My research group builds a variety of software systems in the course of our research. These are the systems that we are actively building:
SMT-Based Robot Transition Repair (SRTR): The SRTR project is a suite of programming tools for the working roboticist. Robot control programs suffer failures that are exceptionally hard to fix: some failures are unobservable (by the robot), others occur due to environmental factors, and recovery sometimes requires human intervention. SRTR provides a DSL for writing robot control programs, and a semi-automated program synthesis and repair tools. Portions of SRTR are described in research papers (IJCAI 2018 and CoRL 2020).
Containerless: A serverless computing platform that transparently uses language-based techniques to isolate and accelerate serverless functions when possible, and falls back to virtualization only when necessary.
A lot of my current work is focused on building better abstractions for WebAssembly. Our primary project in this space is not yet released, but we have written up some of our work on WebAssembly benchmarking (ATC 2019) and continuations for WebAssembly (DLS 2020).
Here are some past projects that are no longer in active development, in chronological order:
PANE: An SDN controller that allows safe, decentralized network configuration. PANE policies are written in a domain-specific language, and it has a compiler and runtime system that realizes the policies in OpenFlow. PANE was the foundation for Andrew Ferguson’s dissertation and is also described in a series of research papers (HotICE 2012], HotSDN 2012, and SIGCOMM 2013).

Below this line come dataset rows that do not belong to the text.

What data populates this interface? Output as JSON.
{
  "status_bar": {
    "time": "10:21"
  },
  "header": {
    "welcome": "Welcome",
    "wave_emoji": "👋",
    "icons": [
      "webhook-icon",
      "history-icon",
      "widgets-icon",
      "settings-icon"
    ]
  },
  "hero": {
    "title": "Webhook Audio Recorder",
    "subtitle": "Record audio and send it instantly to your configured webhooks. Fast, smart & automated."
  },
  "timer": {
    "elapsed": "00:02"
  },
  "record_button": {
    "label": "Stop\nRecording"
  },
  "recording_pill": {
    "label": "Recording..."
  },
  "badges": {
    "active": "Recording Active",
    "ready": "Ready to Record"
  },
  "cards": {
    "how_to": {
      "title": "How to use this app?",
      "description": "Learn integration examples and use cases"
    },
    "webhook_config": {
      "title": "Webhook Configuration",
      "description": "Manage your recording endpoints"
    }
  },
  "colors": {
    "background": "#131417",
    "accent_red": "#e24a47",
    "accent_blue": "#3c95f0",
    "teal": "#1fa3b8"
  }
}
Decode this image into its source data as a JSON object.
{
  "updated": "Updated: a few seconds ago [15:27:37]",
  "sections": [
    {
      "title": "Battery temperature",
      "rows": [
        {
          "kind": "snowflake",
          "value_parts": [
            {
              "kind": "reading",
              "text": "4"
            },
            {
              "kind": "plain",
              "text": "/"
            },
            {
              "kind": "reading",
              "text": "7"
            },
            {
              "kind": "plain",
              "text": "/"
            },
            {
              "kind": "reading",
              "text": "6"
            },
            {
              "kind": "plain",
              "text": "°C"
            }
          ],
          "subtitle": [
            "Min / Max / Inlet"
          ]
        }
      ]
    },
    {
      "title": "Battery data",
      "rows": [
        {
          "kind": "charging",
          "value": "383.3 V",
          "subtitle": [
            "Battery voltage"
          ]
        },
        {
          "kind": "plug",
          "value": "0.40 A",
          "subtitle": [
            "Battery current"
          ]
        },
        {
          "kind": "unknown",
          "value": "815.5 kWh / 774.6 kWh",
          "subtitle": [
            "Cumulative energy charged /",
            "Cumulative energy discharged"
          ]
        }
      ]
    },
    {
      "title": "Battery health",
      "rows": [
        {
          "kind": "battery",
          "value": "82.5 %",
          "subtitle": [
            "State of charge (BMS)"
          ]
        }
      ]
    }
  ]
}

Frenetic: A language for programming software-defined networks. PANE borrowed many ideas from Frenetic, and I joined the Frenetic project two years after its inception. During my postdoc, I led the development of a new compiler and runtime system for Frenetic, and helped evolve its language (NetKAT). My work on Frenetic is described in a series of research papers (PLDI 2013, POPL 2014, and ICFP 2015).
Rehearsal: A verification tool for Puppet, which is an industrial DSL for writing system configurations. We used Rehearsal to build Tortoise, which is an automated configuration repair tool. Both are described in research papers (PLDI 2016 and ASE 2017).